DATA FOR THIS TASK:
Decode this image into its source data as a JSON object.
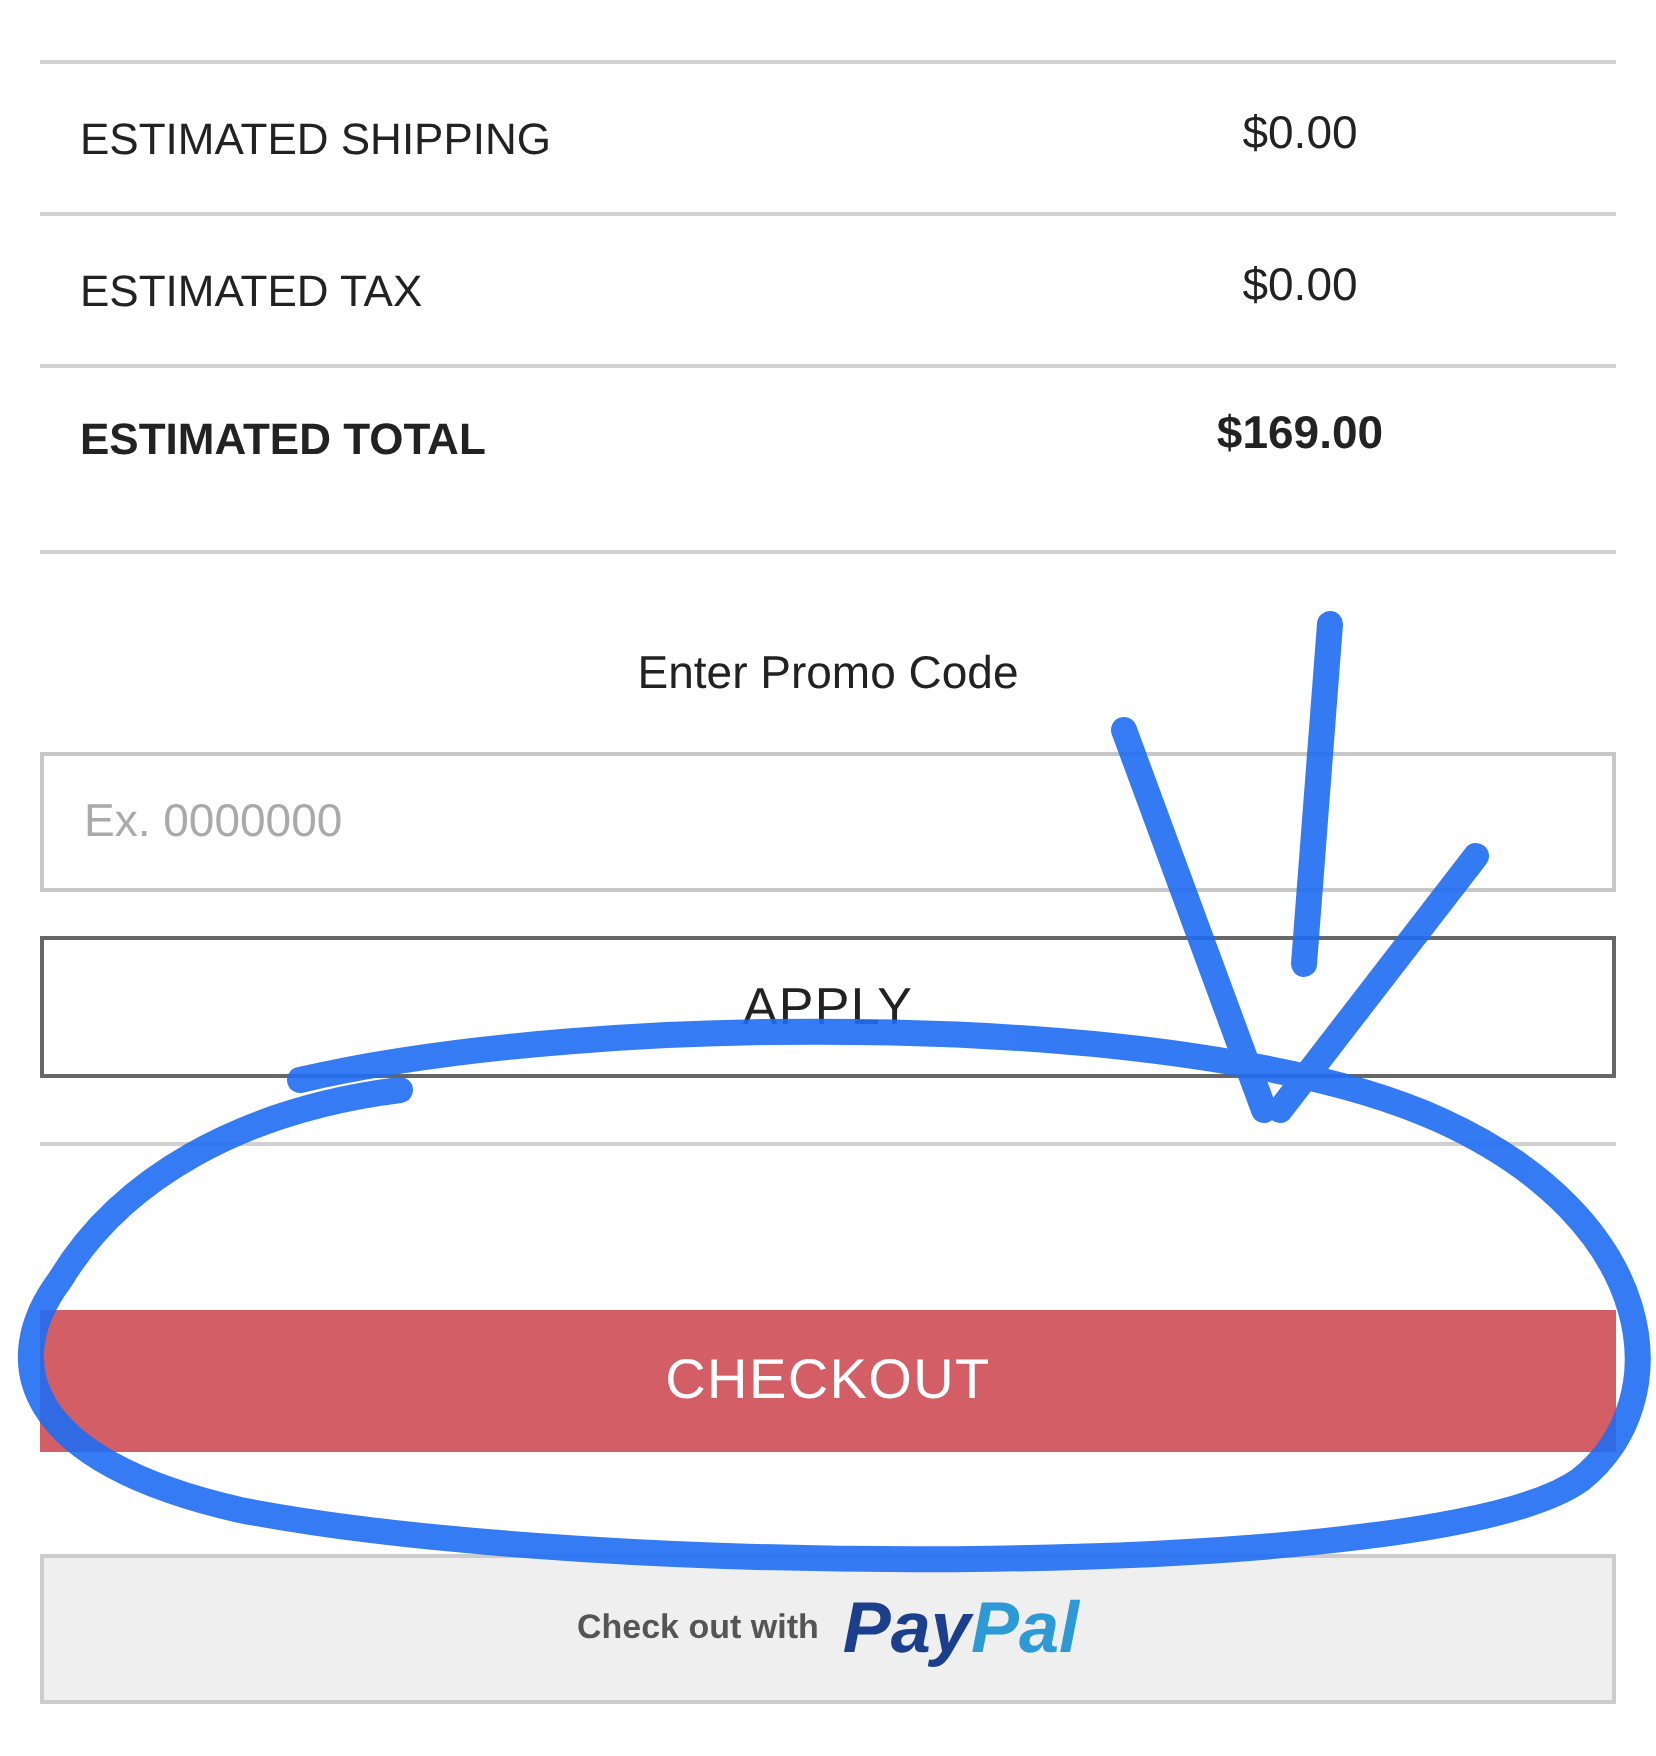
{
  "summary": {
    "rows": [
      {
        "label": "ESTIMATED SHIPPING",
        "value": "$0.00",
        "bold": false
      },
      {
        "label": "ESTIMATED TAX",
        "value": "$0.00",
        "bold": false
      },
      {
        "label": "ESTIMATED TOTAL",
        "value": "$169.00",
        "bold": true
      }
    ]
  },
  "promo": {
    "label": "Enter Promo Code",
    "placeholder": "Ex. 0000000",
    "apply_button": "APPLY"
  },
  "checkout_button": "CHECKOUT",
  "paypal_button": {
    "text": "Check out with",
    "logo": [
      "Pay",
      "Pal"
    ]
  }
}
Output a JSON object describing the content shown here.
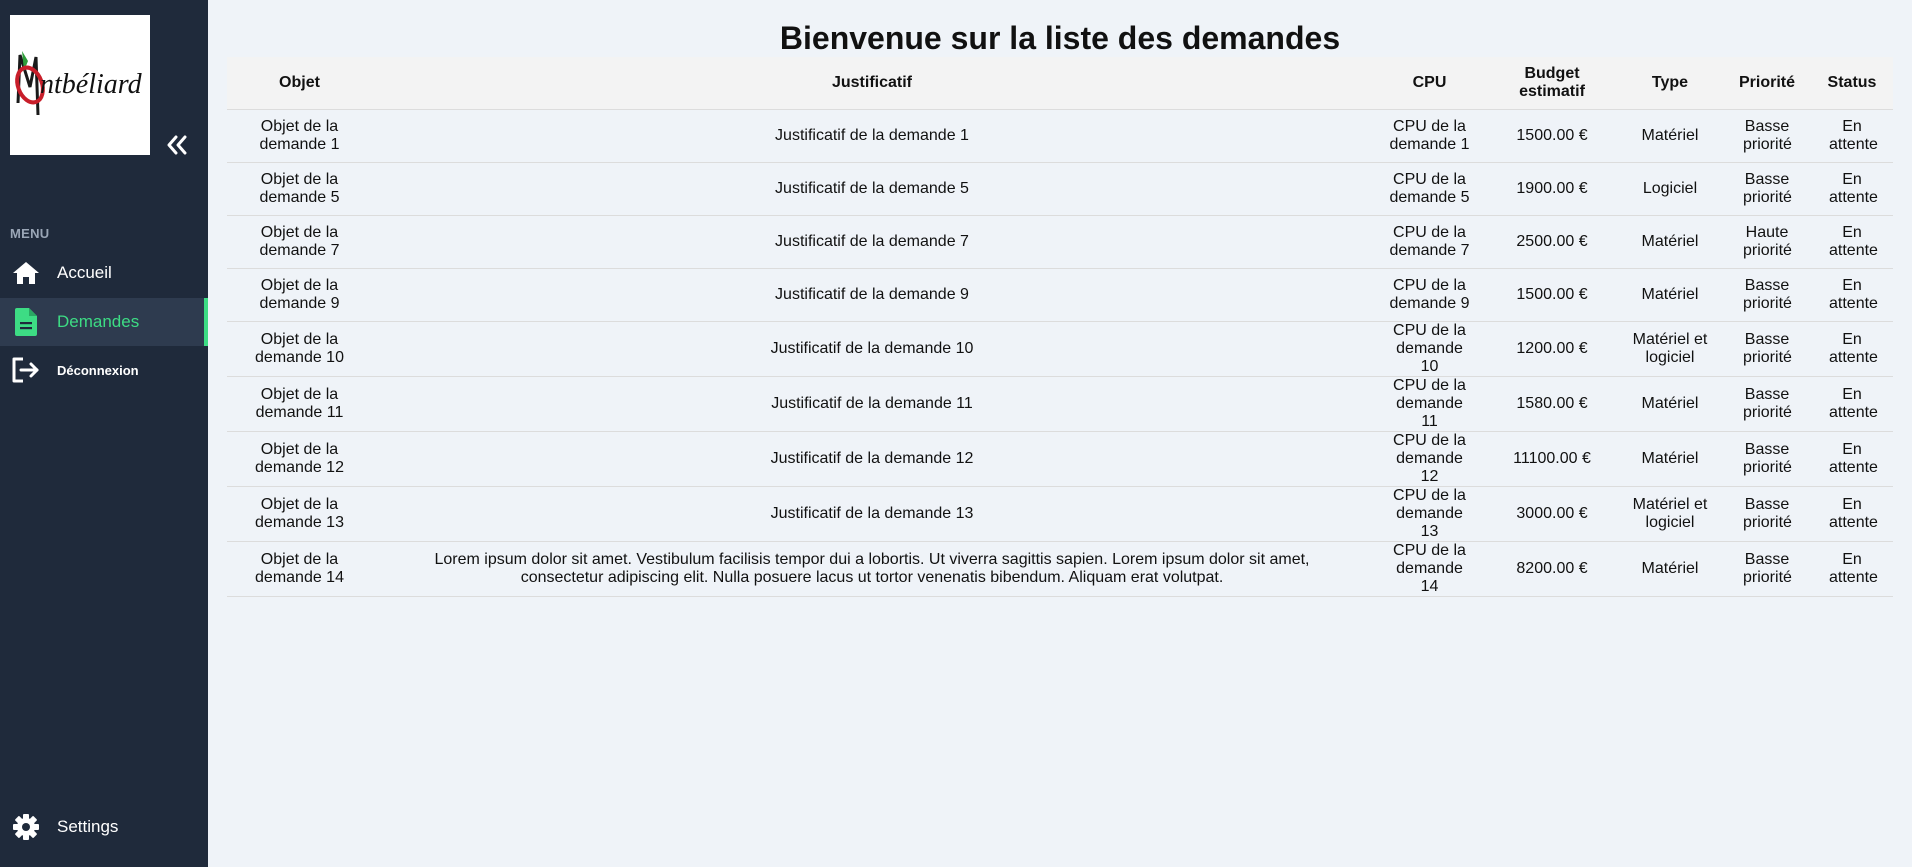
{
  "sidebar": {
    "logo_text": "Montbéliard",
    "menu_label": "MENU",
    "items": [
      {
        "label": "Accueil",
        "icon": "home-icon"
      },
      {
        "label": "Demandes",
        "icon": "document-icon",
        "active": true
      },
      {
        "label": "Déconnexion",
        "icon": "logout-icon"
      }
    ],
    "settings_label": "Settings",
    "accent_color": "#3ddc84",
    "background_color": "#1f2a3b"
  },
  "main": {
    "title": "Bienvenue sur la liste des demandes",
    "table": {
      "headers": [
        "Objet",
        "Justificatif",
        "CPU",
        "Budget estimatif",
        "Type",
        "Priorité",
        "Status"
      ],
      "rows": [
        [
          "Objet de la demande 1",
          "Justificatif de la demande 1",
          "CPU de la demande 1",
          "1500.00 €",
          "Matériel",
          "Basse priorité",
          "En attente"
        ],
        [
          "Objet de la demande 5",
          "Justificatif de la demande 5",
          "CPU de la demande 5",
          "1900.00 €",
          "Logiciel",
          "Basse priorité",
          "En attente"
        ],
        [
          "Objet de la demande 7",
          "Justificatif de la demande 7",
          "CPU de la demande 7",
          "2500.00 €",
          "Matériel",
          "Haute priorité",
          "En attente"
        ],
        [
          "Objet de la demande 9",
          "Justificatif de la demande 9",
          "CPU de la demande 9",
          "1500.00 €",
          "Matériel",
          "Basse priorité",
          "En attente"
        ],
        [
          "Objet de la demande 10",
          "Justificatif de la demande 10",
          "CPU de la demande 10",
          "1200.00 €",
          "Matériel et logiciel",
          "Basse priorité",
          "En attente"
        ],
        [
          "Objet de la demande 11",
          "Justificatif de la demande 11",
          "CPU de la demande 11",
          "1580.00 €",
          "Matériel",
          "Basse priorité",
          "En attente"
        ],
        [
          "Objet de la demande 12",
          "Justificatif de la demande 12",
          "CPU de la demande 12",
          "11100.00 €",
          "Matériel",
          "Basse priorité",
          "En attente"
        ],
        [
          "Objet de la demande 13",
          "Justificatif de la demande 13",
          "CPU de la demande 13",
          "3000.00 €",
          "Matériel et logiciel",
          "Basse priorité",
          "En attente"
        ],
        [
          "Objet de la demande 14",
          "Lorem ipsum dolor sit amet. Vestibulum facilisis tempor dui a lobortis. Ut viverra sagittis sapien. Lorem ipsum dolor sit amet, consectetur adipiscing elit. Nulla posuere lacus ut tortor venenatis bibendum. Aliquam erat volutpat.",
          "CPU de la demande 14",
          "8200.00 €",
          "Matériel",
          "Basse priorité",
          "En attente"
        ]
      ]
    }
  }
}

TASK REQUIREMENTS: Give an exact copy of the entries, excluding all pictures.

RESULT OF THIS TASK:
Decode this image into its source data as a JSON object.
{
  "summary": {
    "rows": [
      {
        "label": "ESTIMATED SHIPPING",
        "value": "$0.00",
        "bold": false
      },
      {
        "label": "ESTIMATED TAX",
        "value": "$0.00",
        "bold": false
      },
      {
        "label": "ESTIMATED TOTAL",
        "value": "$169.00",
        "bold": true
      }
    ]
  },
  "promo": {
    "label": "Enter Promo Code",
    "placeholder": "Ex. 0000000",
    "apply_button": "APPLY"
  },
  "checkout_button": "CHECKOUT",
  "paypal_button": {
    "text": "Check out with",
    "logo": [
      "Pay",
      "Pal"
    ]
  }
}
Output a JSON object describing the content shown here.
{
  "sidebar": {
    "logo_text": "Montbéliard",
    "menu_label": "MENU",
    "items": [
      {
        "label": "Accueil",
        "icon": "home-icon"
      },
      {
        "label": "Demandes",
        "icon": "document-icon",
        "active": true
      },
      {
        "label": "Déconnexion",
        "icon": "logout-icon"
      }
    ],
    "settings_label": "Settings",
    "accent_color": "#3ddc84",
    "background_color": "#1f2a3b"
  },
  "main": {
    "title": "Bienvenue sur la liste des demandes",
    "table": {
      "headers": [
        "Objet",
        "Justificatif",
        "CPU",
        "Budget estimatif",
        "Type",
        "Priorité",
        "Status"
      ],
      "rows": [
        [
          "Objet de la demande 1",
          "Justificatif de la demande 1",
          "CPU de la demande 1",
          "1500.00 €",
          "Matériel",
          "Basse priorité",
          "En attente"
        ],
        [
          "Objet de la demande 5",
          "Justificatif de la demande 5",
          "CPU de la demande 5",
          "1900.00 €",
          "Logiciel",
          "Basse priorité",
          "En attente"
        ],
        [
          "Objet de la demande 7",
          "Justificatif de la demande 7",
          "CPU de la demande 7",
          "2500.00 €",
          "Matériel",
          "Haute priorité",
          "En attente"
        ],
        [
          "Objet de la demande 9",
          "Justificatif de la demande 9",
          "CPU de la demande 9",
          "1500.00 €",
          "Matériel",
          "Basse priorité",
          "En attente"
        ],
        [
          "Objet de la demande 10",
          "Justificatif de la demande 10",
          "CPU de la demande 10",
          "1200.00 €",
          "Matériel et logiciel",
          "Basse priorité",
          "En attente"
        ],
        [
          "Objet de la demande 11",
          "Justificatif de la demande 11",
          "CPU de la demande 11",
          "1580.00 €",
          "Matériel",
          "Basse priorité",
          "En attente"
        ],
        [
          "Objet de la demande 12",
          "Justificatif de la demande 12",
          "CPU de la demande 12",
          "11100.00 €",
          "Matériel",
          "Basse priorité",
          "En attente"
        ],
        [
          "Objet de la demande 13",
          "Justificatif de la demande 13",
          "CPU de la demande 13",
          "3000.00 €",
          "Matériel et logiciel",
          "Basse priorité",
          "En attente"
        ],
        [
          "Objet de la demande 14",
          "Lorem ipsum dolor sit amet. Vestibulum facilisis tempor dui a lobortis. Ut viverra sagittis sapien. Lorem ipsum dolor sit amet, consectetur adipiscing elit. Nulla posuere lacus ut tortor venenatis bibendum. Aliquam erat volutpat.",
          "CPU de la demande 14",
          "8200.00 €",
          "Matériel",
          "Basse priorité",
          "En attente"
        ]
      ]
    }
  }
}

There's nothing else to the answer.